“The Boy Scouts of America provides a program for young people that builds character, trains them in the responsibilities of participating citizenship, and develops personal fitness.”
That’s how the Boy Scouts describe themselves at scouting.org. I support that mission wholeheartedly; it’s why I’ve encouraged both of my sons to participate in Scouts for years. Both boys joined Cub Scouts as Tiger Cubs, my oldest is just a few requirements shy of advancing to a Second Class scout as a Boy Scout. My younger son earned his Webelos badge earlier this year, and plans to bridge to Boy Scouts this winter to join his brother in his troop.
Today, the Boy Scouts completed a two year program reviewing their exclusion of homosexuals, and affirmed it. Deron Smith, the Boy Scouts national spokesperson, said that the committee that reviewed the policy “came to the conclusion that this policy is absolutely the best policy for the Boy Scouts.”
They’re wrong.

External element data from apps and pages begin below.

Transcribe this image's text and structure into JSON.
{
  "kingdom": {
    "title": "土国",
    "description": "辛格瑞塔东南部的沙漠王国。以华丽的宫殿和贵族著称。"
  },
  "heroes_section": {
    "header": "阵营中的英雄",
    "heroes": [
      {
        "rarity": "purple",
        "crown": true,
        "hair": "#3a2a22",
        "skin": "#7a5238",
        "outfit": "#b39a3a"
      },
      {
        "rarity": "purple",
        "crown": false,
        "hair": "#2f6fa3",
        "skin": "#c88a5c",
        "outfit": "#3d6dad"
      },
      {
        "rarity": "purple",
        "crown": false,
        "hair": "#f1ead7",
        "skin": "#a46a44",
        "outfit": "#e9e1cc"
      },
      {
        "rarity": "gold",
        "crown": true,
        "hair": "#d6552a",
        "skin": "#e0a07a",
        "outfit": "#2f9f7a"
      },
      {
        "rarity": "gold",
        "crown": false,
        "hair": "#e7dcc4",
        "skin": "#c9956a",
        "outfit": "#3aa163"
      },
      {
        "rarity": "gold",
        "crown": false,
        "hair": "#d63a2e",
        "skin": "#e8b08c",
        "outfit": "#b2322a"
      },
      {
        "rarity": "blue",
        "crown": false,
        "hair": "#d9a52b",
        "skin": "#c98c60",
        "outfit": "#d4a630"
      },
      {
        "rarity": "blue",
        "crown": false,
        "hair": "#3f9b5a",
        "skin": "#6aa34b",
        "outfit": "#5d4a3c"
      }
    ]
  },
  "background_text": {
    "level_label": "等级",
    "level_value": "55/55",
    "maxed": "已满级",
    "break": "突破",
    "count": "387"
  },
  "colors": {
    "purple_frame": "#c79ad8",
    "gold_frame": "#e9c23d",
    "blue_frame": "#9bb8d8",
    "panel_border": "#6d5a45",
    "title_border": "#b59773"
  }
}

Excluding committed, engaged individuals who want to help my sons grow is the antithesis of building my sons’ character. What this decision tells me is that the Boy Scouts of America are more interested in pursuing their own exclusionary morality ahead of my sons’ personal growth. Last month, the Boy Scouts clarified their policy in a post on their blog:
The BSA policy is: “While the BSA does not proactively inquire about the sexual orientation of employees, volunteers, or members, we do not grant membership to individuals who are open or avowed homosexuals or who engage in behavior that would become a distraction to the mission of the BSA.”
Scouting believes same-sex attraction should be introduced and discussed outside of its program with parents, caregivers, or spiritual advisers, at the appropriate time and in the right setting. The vast majority of parents we serve value this right and do not sign their children up for Scouting for it to introduce or discuss, in any way, these topics.
The BSA is a voluntary, private organization that sets policies that are best for the organization. The BSA welcomes all who share its beliefs but does not criticize or condemn those who wish to follow a different path.
I’m a parent whom the BSA is supposed to be serving. My opinion was never sought, nor am I aware of any effort to solicit input from any of the parents in the packs/troops we’ve been involved in.
That said, whether we continue with the Boy Scouts is a decision for my sons to make, not a unilateral conclusion to be handed to them. A hallmark of strong character is choosing the company you keep. My wife and I will be sharing this information with both of them, and giving them an opportunity to decide what to do about it. Because they are already strong, moral children, they know that we don’t exclude others simply because they’re different than we are. It’s possible that they’ll decide that they want to work within the organization to change it. If so, they will have my support. If they can’t support the decision and wish to leave Scouting, I’ll support that too.
But what I won’t do is let this decision go unnoticed, or let my sons ignore the implications of what it means for the organization they (currently) belong to. That is how you build character.